How meeting occupational exposure limits may still result in a citation.

OSHA-logoThe Occupational Safety and Health Administration’s (OSHA) Act of 1970 set out to establish standards that would promote safe and healthful working conditions for employees.

While OSHA has made significant headway over the past four decades in reducing occupational risks and increasing workplace safety, much is to be done to bring these outdated standards into the 21st century.

In fact, Dr. David Michaels from the U.S. Department of Labor stated that “the intent of Permissible Exposure Limits (PELs) is to protect workers from the health effects of hazardous chemicals. Unfortunately, most of our PELs were adopted more than 40 years ago and new scientific data, industrial experience, and developments in technology clearly indicate that, in many instances, these mandatory limits are not sufficiently protective of worker health.”

In an effort to update their standards, OSHA is undergoing a multi-year Standards Improvement Project. The goal of the project is to remove or revise individual requirements within rules that are confusing, outdated, duplicative, or inconsistent.

By doing so, OSHA believes that the improved standards will better help employers to understand their obligations, promote safety and health for employees, lead to increased compliance, and reduce compliance costs.

When compliance could still result in a citation

liquid styreneEven though they are outdated, many employers strictly adhere to OSHA standards for chemical fume exposure. But what happens when these limits are not stringent enough and employees become ill?

This exact scenario happened to a Wisconsin-based fiberglass manufacturer who was recently cited for exposing their workers to styrene fume.

Current OSHA standards set a PEL for styrene fume at 100 ppm over an 8-hour work period.

To highlight just how outdated this standard is, in 1996 the styrene industry agreed to voluntarily adopt a more stringent exposure limit of only 50 ppm over an 8-hour work period; half of what OSHA currently mandates.

The National Institute for Occupational Safety and Health (NIOSH) also adopted an exposure limit of 50 ppm.

Upon receiving notifications that employees were becoming ill, OSHA visited the fiberglass plant and found that airborne concentrations of styrene fume measured 1.3 times the industry agreed upon recommendation of 50 ppm (approx. 65 ppm).

While the concentration level was within OSHA’s limit of 100 ppm, the company was still issued a citation.

How is this possible?

The ‘umbrella clause’

umbrellaThe fiberglass company was issued a citation for violating the General Duty Clause.

This clause can be considered an ‘umbrella clause’ because it is the overarching requirement that all employers must adhere to.

Section 5 of OSHA’s Act of 1970 details the general duty clause which states in part:

Each employer –

(1)   Shall furnish to each of his employees, employment and a place of employment which are free from recognized hazards that are causing or are likely to cause death or serious physical harm to his employees.

In this case, while the company was well below OSHA’s styrene exposure guidelines, the exposure level was still high enough to where employees were getting ill; thus violating the general duty clause.

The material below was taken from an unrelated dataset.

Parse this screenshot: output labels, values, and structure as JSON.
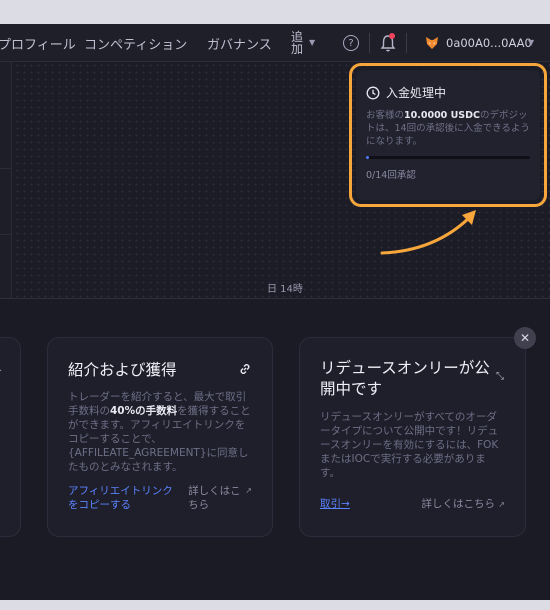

Proactive protection measures

Guard employee health before they become ill by implementing proper engineering safety controls that capture and filter harmful chemical fume before it has the opportunity to enter the ambient air.

In doing so you will not only better protect your workers, but you will help decrease your chances of violating the general duty clause.

Using local ventilation is a critical component to any comprehensive safety plan.

Sentry Air Systems offers a complete line of engineering safety controls and filtration systems that offer exceptional fume protection.

Available in a variety of sizes, configurations and mounting options, our chemical fume extractors come equipped with heavy-duty activated granule carbon filters that adsorb chemical fume molecules within the granule’s porous structure.

Sentry Air Systems Chemical Fume Extractors

The carbon filters also work in combination with a HEPA particulate filter that traps particles at the source of emission.

View a demonstration of how our activated carbon filters work in this YouTube video. You can also get a general idea of how effective our carbon filters are against certain chemicals by referencing our Activated Carbon Adsorption Ratings Chart.

Discuss your options

If you seek a chemical fume extraction system for your workplace, contact Sentry Air Systems and speak with one of our technical applications specialists. They will work with you in determining the most appropriate system. Call 800.799.4609, email sales@sentryair.com, visit our website or fill out the feedback form below.